Last updated Feb 9, 2024

A digital garden (sometimes also called a Digital Oasis) breaks away from the traditional structure of a “personal blog” or a glossary, which is mainly linear in nature. Unlike these platforms, where content is presented in a series from an index page, a digital garden offers a multi-dimensional exploration. Here, you can delve into the garden, moving inward to discover various interlinked and sometimes unfinished notes, which I refer to as Continuous Notes. These are dynamic, continuously updated with fresh insights, representing a novel category that I believe is the Future of Blogging; see also the different types of Content Online.

In essence, a digital garden is a compendium of evolving ideas, unconstrained by publication dates.
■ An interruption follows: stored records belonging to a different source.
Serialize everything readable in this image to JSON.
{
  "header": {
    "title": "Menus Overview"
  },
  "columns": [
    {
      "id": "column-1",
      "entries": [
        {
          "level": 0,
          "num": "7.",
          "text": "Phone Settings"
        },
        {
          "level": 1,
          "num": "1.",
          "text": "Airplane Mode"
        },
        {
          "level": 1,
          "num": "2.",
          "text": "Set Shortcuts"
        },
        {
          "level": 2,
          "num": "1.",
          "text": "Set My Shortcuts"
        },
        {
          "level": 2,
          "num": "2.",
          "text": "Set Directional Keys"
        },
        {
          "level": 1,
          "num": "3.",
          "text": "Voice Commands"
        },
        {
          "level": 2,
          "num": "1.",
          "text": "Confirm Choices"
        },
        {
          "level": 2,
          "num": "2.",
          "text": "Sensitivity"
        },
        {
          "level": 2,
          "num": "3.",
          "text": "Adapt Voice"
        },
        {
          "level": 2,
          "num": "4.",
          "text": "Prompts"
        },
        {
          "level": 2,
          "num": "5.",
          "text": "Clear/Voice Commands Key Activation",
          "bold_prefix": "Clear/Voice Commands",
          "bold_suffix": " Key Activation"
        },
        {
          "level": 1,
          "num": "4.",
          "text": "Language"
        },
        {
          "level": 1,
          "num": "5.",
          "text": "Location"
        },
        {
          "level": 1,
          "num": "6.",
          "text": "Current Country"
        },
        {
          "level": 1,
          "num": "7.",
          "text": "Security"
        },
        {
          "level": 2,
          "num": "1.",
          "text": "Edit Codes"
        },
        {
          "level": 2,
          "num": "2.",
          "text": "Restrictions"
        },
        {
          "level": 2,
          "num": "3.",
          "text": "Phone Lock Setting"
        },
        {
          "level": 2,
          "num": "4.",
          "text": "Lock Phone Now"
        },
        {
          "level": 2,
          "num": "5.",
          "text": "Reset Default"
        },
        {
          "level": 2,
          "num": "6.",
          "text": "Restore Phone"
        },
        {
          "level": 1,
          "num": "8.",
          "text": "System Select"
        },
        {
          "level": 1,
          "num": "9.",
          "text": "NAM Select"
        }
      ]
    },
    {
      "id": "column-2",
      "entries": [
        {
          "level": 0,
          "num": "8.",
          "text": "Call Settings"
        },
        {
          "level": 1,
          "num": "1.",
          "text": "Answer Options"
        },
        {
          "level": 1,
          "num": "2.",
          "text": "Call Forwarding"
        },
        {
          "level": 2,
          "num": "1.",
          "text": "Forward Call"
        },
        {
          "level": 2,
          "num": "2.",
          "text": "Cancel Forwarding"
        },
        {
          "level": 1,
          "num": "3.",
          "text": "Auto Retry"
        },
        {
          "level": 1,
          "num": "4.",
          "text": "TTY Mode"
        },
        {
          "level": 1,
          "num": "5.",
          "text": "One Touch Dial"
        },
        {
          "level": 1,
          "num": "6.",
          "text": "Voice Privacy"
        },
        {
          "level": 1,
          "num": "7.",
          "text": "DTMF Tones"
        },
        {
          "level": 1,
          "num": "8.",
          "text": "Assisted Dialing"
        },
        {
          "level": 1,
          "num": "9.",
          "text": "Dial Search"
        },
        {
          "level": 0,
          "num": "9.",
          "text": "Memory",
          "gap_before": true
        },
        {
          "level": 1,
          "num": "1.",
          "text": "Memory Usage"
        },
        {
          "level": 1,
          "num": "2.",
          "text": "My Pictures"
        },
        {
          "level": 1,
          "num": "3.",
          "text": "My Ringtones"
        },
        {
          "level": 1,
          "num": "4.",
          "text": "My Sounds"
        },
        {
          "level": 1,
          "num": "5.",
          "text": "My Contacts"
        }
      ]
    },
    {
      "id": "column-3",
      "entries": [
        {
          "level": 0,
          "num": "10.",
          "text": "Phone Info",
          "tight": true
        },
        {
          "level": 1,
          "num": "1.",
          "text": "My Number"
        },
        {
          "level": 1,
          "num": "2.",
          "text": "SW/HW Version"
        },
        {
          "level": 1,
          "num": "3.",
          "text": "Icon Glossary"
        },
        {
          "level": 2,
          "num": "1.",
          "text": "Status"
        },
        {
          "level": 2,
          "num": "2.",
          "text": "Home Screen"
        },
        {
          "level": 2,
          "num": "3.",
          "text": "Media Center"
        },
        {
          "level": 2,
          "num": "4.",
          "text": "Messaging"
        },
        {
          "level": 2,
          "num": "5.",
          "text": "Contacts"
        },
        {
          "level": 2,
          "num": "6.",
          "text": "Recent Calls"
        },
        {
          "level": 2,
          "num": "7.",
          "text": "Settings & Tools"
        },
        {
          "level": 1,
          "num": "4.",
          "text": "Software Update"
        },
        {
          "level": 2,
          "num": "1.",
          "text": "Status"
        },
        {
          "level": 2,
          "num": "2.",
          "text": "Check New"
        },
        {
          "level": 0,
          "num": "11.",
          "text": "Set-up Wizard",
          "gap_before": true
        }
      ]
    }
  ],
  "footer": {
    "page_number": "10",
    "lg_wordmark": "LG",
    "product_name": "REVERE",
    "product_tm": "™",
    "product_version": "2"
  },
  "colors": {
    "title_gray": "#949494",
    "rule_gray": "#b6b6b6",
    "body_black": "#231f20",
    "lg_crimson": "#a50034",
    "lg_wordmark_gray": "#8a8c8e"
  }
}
Exploring connected notes through contextual associations, primarily backlinks, and visualized as graph view. Platforms like Roam and Obsidian exemplify this concept, embodying interconnected note-taking or what’s known as Second Brain. This approach, where you engage in Compounding Note-Taking, amplifies the value of each note.

These notes are less about rigidity or perfection and more about ongoing evolution and personal expression. My digital garden serves as my personal notes repository, marked with #publish for public viewing. This low-friction approach means the content can range from polished pieces to raw, unstructured thoughts.

Essentially, the Digital Garden is a public Second Brain: a collection of unrefined, loosely organized notes on personal websites that continuously develop as a personal knowledge base.


# Types of Notes

The notes in a digital garden vary in their level of refinement. At one end of the spectrum, we have Evergreen Note or Permanent Note, representing polished, long-standing content destined for my Zettelkasten. Preceding these are the more transient Fleeting Notes and Literature Notes.

“My Taxonomy”

I use Permanent Notes and Evergreen Notes interchangeably. They form the backbone of my note organization system. My Taxonomy of note types provides an overview of how I categorize different levels of notes.

# Example of Digital Gardens

For a deeper understanding, I recommend the article A Brief History & Ethos of the Digital Garden.

Another notable example is Personal Wiki / Digital Garden, which offers extensive information on Personal Knowledge Management (PKM). This site uses a Wiki format, differing from the Linking Your Thinking (LYT) method by Nick Milo. Networked Thought also presents interesting insights.

Discover more through this curated collection by Maggie Appleton. Also, explore Other Public Second Brains for additional examples.

Origin: A Brief History & Ethos of the Digital Garden
Created 2022-05-18